Try it
Copy all lines holding the word "error" from the entries.

(App and web page records)
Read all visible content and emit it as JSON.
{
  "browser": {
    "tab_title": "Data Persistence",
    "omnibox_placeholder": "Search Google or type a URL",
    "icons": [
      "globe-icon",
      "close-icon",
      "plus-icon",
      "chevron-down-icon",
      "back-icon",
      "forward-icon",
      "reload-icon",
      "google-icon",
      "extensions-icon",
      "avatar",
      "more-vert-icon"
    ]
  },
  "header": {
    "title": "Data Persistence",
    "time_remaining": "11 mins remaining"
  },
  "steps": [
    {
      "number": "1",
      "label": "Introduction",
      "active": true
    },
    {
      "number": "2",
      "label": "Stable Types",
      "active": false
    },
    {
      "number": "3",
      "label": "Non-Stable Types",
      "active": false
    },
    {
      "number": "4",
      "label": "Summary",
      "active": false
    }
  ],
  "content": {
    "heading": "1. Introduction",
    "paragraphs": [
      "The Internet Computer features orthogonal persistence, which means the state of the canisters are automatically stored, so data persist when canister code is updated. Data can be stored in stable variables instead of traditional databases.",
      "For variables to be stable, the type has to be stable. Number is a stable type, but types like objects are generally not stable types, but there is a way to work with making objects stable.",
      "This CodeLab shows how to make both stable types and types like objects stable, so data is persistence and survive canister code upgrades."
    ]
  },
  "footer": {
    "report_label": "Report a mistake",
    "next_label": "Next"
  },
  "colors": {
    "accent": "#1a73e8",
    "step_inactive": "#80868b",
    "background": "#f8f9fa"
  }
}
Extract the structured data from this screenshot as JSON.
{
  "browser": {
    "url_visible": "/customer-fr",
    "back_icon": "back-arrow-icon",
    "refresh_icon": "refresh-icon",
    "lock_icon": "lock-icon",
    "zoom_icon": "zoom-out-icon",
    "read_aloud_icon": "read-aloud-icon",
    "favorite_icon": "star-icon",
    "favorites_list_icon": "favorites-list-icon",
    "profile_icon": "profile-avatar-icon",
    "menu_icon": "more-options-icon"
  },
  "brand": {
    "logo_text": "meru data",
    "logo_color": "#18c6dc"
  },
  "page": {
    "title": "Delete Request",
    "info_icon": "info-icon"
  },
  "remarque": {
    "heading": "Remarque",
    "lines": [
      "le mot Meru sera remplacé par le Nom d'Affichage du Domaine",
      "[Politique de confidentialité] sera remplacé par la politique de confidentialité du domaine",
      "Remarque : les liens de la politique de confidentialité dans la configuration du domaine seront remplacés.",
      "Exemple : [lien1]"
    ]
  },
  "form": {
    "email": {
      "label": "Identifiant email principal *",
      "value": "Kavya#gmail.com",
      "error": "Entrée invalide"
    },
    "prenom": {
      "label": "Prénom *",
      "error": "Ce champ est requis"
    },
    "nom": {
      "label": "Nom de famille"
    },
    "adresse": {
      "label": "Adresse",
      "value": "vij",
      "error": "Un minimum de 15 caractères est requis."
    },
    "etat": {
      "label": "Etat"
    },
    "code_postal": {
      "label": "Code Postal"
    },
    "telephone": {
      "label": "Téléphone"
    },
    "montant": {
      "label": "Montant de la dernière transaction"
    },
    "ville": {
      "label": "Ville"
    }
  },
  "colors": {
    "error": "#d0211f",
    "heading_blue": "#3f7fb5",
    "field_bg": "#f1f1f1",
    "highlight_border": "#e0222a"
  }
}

Solution for this task
      "error": "Entrée invalide"
      "error": "Ce champ est requis"
      "error": "Un minimum de 15 caractères est requis."
    "error": "#d0211f",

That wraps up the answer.